§ Task goal
Only an exact retyping of all the entries counts as an answer.

§ The input
-=-=-
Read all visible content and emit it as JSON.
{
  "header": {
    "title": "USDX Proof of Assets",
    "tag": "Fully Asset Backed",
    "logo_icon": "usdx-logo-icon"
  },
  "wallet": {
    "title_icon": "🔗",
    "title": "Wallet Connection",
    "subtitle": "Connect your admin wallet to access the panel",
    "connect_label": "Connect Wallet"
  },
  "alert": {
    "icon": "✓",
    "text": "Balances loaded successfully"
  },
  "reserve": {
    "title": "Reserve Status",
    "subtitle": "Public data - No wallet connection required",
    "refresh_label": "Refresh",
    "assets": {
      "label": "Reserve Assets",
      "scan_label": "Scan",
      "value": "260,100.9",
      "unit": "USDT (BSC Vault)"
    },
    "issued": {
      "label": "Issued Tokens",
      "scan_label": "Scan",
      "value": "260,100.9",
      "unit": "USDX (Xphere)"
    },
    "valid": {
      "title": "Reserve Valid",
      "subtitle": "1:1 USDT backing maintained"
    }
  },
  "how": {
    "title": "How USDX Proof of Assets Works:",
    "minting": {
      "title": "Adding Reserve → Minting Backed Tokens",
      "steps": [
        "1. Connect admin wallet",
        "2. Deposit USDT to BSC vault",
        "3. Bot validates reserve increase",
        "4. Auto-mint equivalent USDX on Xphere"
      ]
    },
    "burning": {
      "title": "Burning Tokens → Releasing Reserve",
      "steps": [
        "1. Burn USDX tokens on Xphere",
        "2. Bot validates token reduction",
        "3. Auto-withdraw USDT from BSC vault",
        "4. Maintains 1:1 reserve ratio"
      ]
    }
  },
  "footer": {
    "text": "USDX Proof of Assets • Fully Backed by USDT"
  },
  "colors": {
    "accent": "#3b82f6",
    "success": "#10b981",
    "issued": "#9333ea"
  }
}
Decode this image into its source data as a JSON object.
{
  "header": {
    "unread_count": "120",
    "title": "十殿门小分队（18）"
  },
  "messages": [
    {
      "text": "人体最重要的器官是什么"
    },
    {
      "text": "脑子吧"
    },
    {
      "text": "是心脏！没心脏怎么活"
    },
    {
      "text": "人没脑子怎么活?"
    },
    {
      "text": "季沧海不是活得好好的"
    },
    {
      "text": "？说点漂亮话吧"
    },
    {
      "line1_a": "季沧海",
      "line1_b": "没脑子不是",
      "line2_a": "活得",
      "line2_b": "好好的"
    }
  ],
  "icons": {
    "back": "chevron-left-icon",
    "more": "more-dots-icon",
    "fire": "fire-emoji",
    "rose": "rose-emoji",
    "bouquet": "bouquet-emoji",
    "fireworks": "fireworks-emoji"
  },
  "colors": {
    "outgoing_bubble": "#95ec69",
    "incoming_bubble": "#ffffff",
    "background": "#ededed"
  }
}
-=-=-
§ Output of the exercise
Read all visible content and emit it as JSON.
{
  "header": {
    "title": "USDX Proof of Assets",
    "tag": "Fully Asset Backed",
    "logo_icon": "usdx-logo-icon"
  },
  "wallet": {
    "title_icon": "🔗",
    "title": "Wallet Connection",
    "subtitle": "Connect your admin wallet to access the panel",
    "connect_label": "Connect Wallet"
  },
  "alert": {
    "icon": "✓",
    "text": "Balances loaded successfully"
  },
  "reserve": {
    "title": "Reserve Status",
    "subtitle": "Public data - No wallet connection required",
    "refresh_label": "Refresh",
    "assets": {
      "label": "Reserve Assets",
      "scan_label": "Scan",
      "value": "260,100.9",
      "unit": "USDT (BSC Vault)"
    },
    "issued": {
      "label": "Issued Tokens",
      "scan_label": "Scan",
      "value": "260,100.9",
      "unit": "USDX (Xphere)"
    },
    "valid": {
      "title": "Reserve Valid",
      "subtitle": "1:1 USDT backing maintained"
    }
  },
  "how": {
    "title": "How USDX Proof of Assets Works:",
    "minting": {
      "title": "Adding Reserve → Minting Backed Tokens",
      "steps": [
        "1. Connect admin wallet",
        "2. Deposit USDT to BSC vault",
        "3. Bot validates reserve increase",
        "4. Auto-mint equivalent USDX on Xphere"
      ]
    },
    "burning": {
      "title": "Burning Tokens → Releasing Reserve",
      "steps": [
        "1. Burn USDX tokens on Xphere",
        "2. Bot validates token reduction",
        "3. Auto-withdraw USDT from BSC vault",
        "4. Maintains 1:1 reserve ratio"
      ]
    }
  },
  "footer": {
    "text": "USDX Proof of Assets • Fully Backed by USDT"
  },
  "colors": {
    "accent": "#3b82f6",
    "success": "#10b981",
    "issued": "#9333ea"
  }
}
Decode this image into its source data as a JSON object.
{
  "header": {
    "unread_count": "120",
    "title": "十殿门小分队（18）"
  },
  "messages": [
    {
      "text": "人体最重要的器官是什么"
    },
    {
      "text": "脑子吧"
    },
    {
      "text": "是心脏！没心脏怎么活"
    },
    {
      "text": "人没脑子怎么活?"
    },
    {
      "text": "季沧海不是活得好好的"
    },
    {
      "text": "？说点漂亮话吧"
    },
    {
      "line1_a": "季沧海",
      "line1_b": "没脑子不是",
      "line2_a": "活得",
      "line2_b": "好好的"
    }
  ],
  "icons": {
    "back": "chevron-left-icon",
    "more": "more-dots-icon",
    "fire": "fire-emoji",
    "rose": "rose-emoji",
    "bouquet": "bouquet-emoji",
    "fireworks": "fireworks-emoji"
  },
  "colors": {
    "outgoing_bubble": "#95ec69",
    "incoming_bubble": "#ffffff",
    "background": "#ededed"
  }
}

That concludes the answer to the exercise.